- Exercise objective:
Filter out all lines without the word "selector" from the data below, please, and copy the rest.

━━ Data provided

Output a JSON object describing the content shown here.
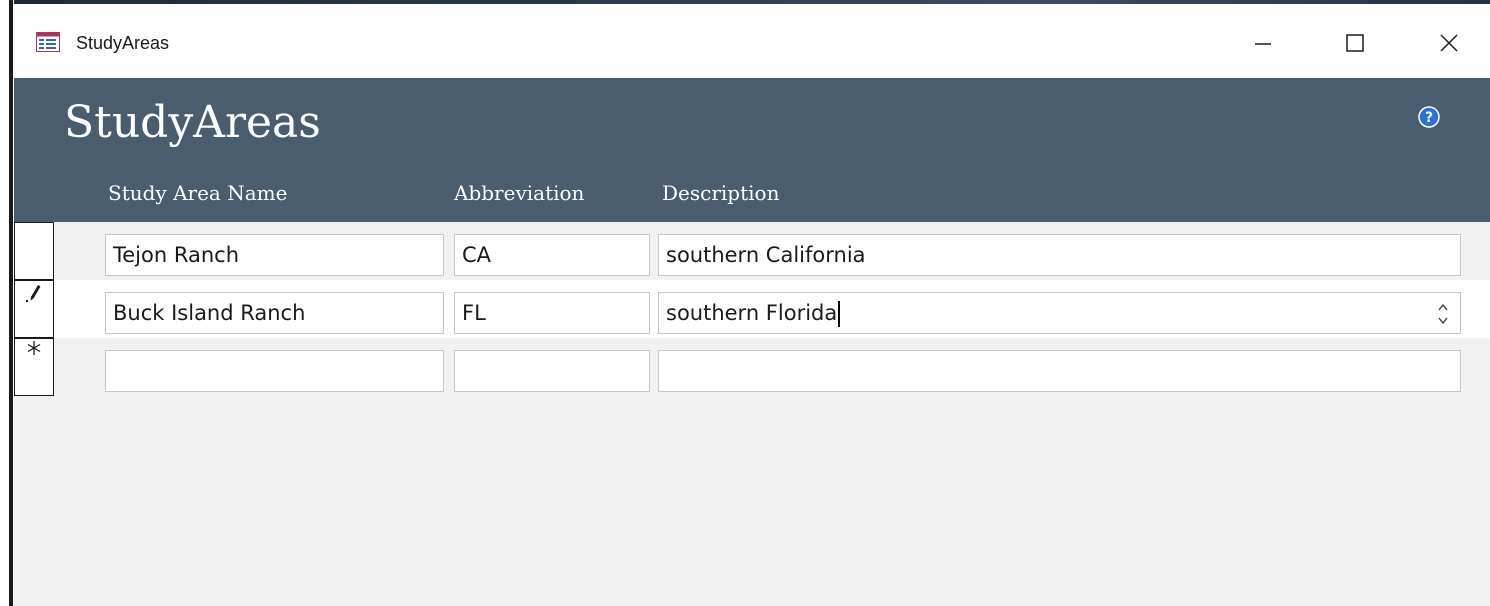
{
  "window": {
    "title": "StudyAreas",
    "controls": {
      "minimize_icon": "minimize-icon",
      "maximize_icon": "maximize-icon",
      "close_icon": "close-icon"
    }
  },
  "form": {
    "title": "StudyAreas",
    "help_icon": "help-icon",
    "columns": {
      "name": "Study Area Name",
      "abbreviation": "Abbreviation",
      "description": "Description"
    }
  },
  "records": [
    {
      "name": "Tejon Ranch",
      "abbreviation": "CA",
      "description": "southern California",
      "selector": ""
    },
    {
      "name": "Buck Island Ranch",
      "abbreviation": "FL",
      "description": "southern Florida",
      "selector": "edit-pencil-icon"
    },
    {
      "name": "",
      "abbreviation": "",
      "description": "",
      "selector": "new-record-asterisk-icon"
    }
  ],
  "colors": {
    "header_bg": "#4a5d6e",
    "detail_bg": "#f1f1f1",
    "help_icon": "#2c6fd6"
  }
}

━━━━

- Finished task:
      "selector": ""
      "selector": "edit-pencil-icon"
      "selector": "new-record-asterisk-icon"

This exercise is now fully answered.